There is an ongoing debate about which is better for you, black or green tea. Both have health benefits and contain health-boosting compounds like antioxidants. However, are there differences between black and green tea that should make you reach for one over the other?
Black Versus Green Tea
Black and green tea come from the Camellia sinensis plant and contain antioxidants and nutrients. According to Dr. Andrew Weil's website, green tea is made from steamed, rolled, and dried leaves. Black tea is oxidized. No matter which type of tea you prefer, you are doing your health a favor each time you drink it.
|Antioxidant Content||Caffeine Content||Promotes Weight Loss?||Improves Heart Health?||Helps Prevent Cancer?||Improves Bone Health?|| |
Helps Prevent Cavities?
In the antioxidant arena, green tea wins over black tea hands down. A study published in The Journal of Nutrition concluded the antioxidant capacity per serving of green tea (436 mg vitamin C equivalents) was much higher than black tea (239 mg).
Green tea also has more vitamin C than black tea, although not as much as some citrus fruits.
Black tea is generally higher in caffeine than green tea. According to the Mayo Clinic, black tea contains 14 to 70 mg per eight ounce cup; green tea contains 24 to 45 mg. The Mayo Clinic cautions caffeine content varies day to day or even cup to cup due to brewing and steeping methods, tea brand, and preparation. However, the amount of caffeine in black or green tea comes in lower than coffee (95-200 mg per eight ounce cup).
Green tea is all over the airwaves for weight loss. In a study published in Obesity, participants given green tea extract high in catechins showed reduced body fat, lower systolic blood pressure, and lower LDL cholesterol. However, a research review published in The Cochrane Database of Systematic Reviews determined the green tea/weight loss link to be insignificant. They found green tea preparations appear to cause a small weight loss in obese adults; however, the weight loss was too small to be clinically important.
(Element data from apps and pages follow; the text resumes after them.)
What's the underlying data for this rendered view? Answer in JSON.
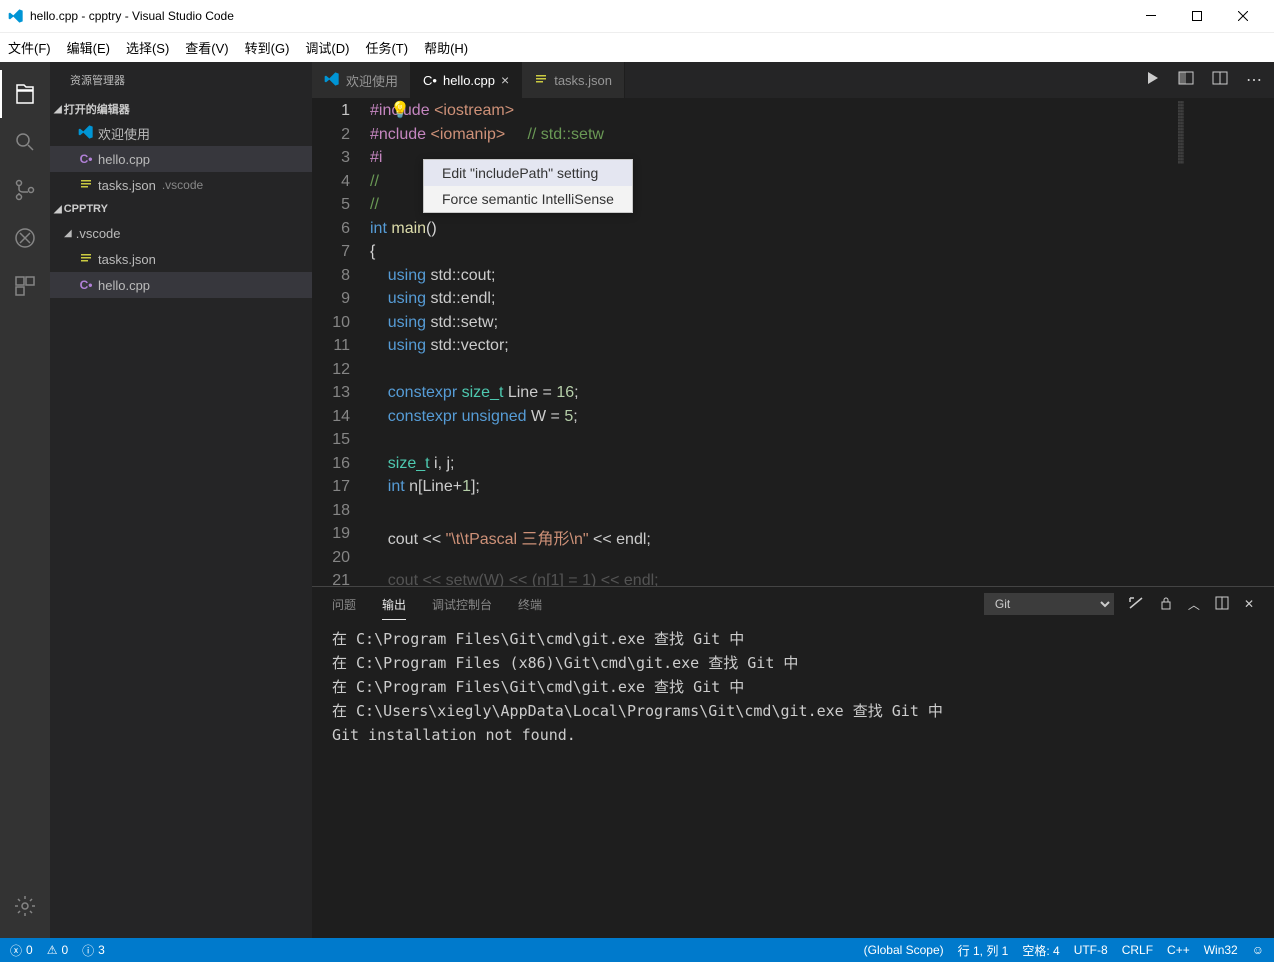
{
  "window": {
    "title": "hello.cpp - cpptry - Visual Studio Code"
  },
  "menu": [
    "文件(F)",
    "编辑(E)",
    "选择(S)",
    "查看(V)",
    "转到(G)",
    "调试(D)",
    "任务(T)",
    "帮助(H)"
  ],
  "sidebar": {
    "title": "资源管理器",
    "open_editors_label": "打开的编辑器",
    "open_editors": [
      {
        "label": "欢迎使用",
        "icon": "vscode"
      },
      {
        "label": "hello.cpp",
        "icon": "cpp",
        "active": true
      },
      {
        "label": "tasks.json",
        "icon": "json",
        "sub": ".vscode"
      }
    ],
    "project": "CPPTRY",
    "tree": [
      {
        "label": ".vscode",
        "type": "folder"
      },
      {
        "label": "tasks.json",
        "type": "json",
        "indent": true
      },
      {
        "label": "hello.cpp",
        "type": "cpp",
        "active": true
      }
    ]
  },
  "tabs": [
    {
      "label": "欢迎使用",
      "icon": "vscode"
    },
    {
      "label": "hello.cpp",
      "icon": "cpp",
      "active": true,
      "close": true
    },
    {
      "label": "tasks.json",
      "icon": "json"
    }
  ],
  "popup": {
    "items": [
      "Edit \"includePath\" setting",
      "Force semantic IntelliSense"
    ],
    "selected": 0
  },
  "code": {
    "lines": [
      {
        "n": 1,
        "html": "<span class='pp'>#include</span> <span class='str'>&lt;iostream&gt;</span>"
      },
      {
        "n": 2,
        "html": "<span class='pp'>#<span class='bulb'>💡</span>nclude</span> <span class='str'>&lt;iomanip&gt;</span>     <span class='cm'>// std::setw</span>"
      },
      {
        "n": 3,
        "html": "<span class='pp'>#i</span>"
      },
      {
        "n": 4,
        "html": "<span class='cm'>//</span>"
      },
      {
        "n": 5,
        "html": "<span class='cm'>//</span>"
      },
      {
        "n": 6,
        "html": "<span class='kw'>int</span> <span class='fn'>main</span><span class='op'>()</span>"
      },
      {
        "n": 7,
        "html": "<span class='op'>{</span>"
      },
      {
        "n": 8,
        "html": "    <span class='kw'>using</span> std::cout;"
      },
      {
        "n": 9,
        "html": "    <span class='kw'>using</span> std::endl;"
      },
      {
        "n": 10,
        "html": "    <span class='kw'>using</span> std::setw;"
      },
      {
        "n": 11,
        "html": "    <span class='kw'>using</span> std::vector;"
      },
      {
        "n": 12,
        "html": ""
      },
      {
        "n": 13,
        "html": "    <span class='kw'>constexpr</span> <span class='ty'>size_t</span> Line = <span class='num'>16</span>;"
      },
      {
        "n": 14,
        "html": "    <span class='kw'>constexpr</span> <span class='kw'>unsigned</span> W = <span class='num'>5</span>;"
      },
      {
        "n": 15,
        "html": ""
      },
      {
        "n": 16,
        "html": "    <span class='ty'>size_t</span> i, j;"
      },
      {
        "n": 17,
        "html": "    <span class='kw'>int</span> n[Line+<span class='num'>1</span>];"
      },
      {
        "n": 18,
        "html": ""
      },
      {
        "n": 19,
        "html": "    cout &lt;&lt; <span class='str'>\"\\t\\tPascal 三角形\\n\"</span> &lt;&lt; endl;"
      },
      {
        "n": 20,
        "html": ""
      },
      {
        "n": 21,
        "html": "    <span style='opacity:.3'>cout &lt;&lt; setw(W) &lt;&lt; (n[1] = 1) &lt;&lt; endl;</span>"
      }
    ]
  },
  "panel": {
    "tabs": [
      "问题",
      "输出",
      "调试控制台",
      "终端"
    ],
    "active": 1,
    "dropdown": "Git",
    "output": "在 C:\\Program Files\\Git\\cmd\\git.exe 查找 Git 中\n在 C:\\Program Files (x86)\\Git\\cmd\\git.exe 查找 Git 中\n在 C:\\Program Files\\Git\\cmd\\git.exe 查找 Git 中\n在 C:\\Users\\xiegly\\AppData\\Local\\Programs\\Git\\cmd\\git.exe 查找 Git 中\nGit installation not found."
  },
  "status": {
    "errors": "0",
    "warnings": "0",
    "info": "3",
    "scope": "(Global Scope)",
    "pos": "行 1, 列 1",
    "spaces": "空格: 4",
    "enc": "UTF-8",
    "eol": "CRLF",
    "lang": "C++",
    "plat": "Win32"
  }
}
A study was done on the effects of Chinese tea extract containing high gallic acid (an antioxidant with antiobesity properties) on 36 pre-obese Japanese adults. The study determined black tea extract reduced waist circumference, body mass index, and visceral fat.
Weight loss related to green or black tea may get a boost from caffeine. According to research published in the European Journal of Clinical Nutrition, people who maintained weight loss "consumed significantly more cups of coffee daily than those in the general population sample."
According to the University of Maryland Medical Center, the antioxidants in green tea may prevent coronary artery disease. Both black and green tea may reduce cholesterol and triglycerides.
A study published in The American Journal of Clinical Nutrition showed green tea reduced total and LDL cholesterol, although it did not have a significant impact on HDL cholesterol. An animal study published in the Journal of Agricultural and Food Chemistry showed both green and black teas equally effective in preventing atherosclerosis. Harvard Health Publications suggests flavonoids in tea, which help reduce inflammation and prevent plaque build-up in arteries, are largely responsible for tea's heart health benefits.
According to the National Cancer Institute, antioxidant polyphenols in green and black tea may play a role in cancer prevention. The chemicals may:
- Scavenge for free radicals in the body
- Protect cells from DNA damage
- Prevent tumor cells from multiplying
- Cause tumor cell death
- Protect against UVB radiation
Green tea may also activate specific enzymes to prevent tumor development.
According to the American Academy of Periodontology, green tea may support good dental health. A study observed the effects of green tea on periodontal disease markers including bleeding gums, loss of gum tissue, and periodontal pocket depth. Results showed a decrease in all three for every cup of green tea consumed. A separate study found green tea may decrease the risk of tooth loss.
Researchers from the University of Illinois College of Dentistry believe drinking black tea helps prevent cavities. They found black tea reduces the growth of cavity-causing bacteria in plaque. When participants "rinsed with black tea for 30 seconds, five times at three-minute intervals, bacteria stopped growing and producing acid." Adding sugar or sweetener to tea may counteract the benefit.
Drink More Tea
The evidence is clear. Both black and green teas are good for you. Studies show green tea may have an edge, but black tea still has impressive health benefits and is gaining ground. If caffeine is an issue, green tea may be a better choice.
Overall, research to date shows the health benefits of green and black tea are comparable. Both show potential benefits in heart health, cancer prevention, weight loss, dental health, and antioxidant abilities. Drinking either type is a healthy choice. For best results, drink your "cuppa" hot, brewed from loose tea leaves and add no or minimal sweetener and milk or cream.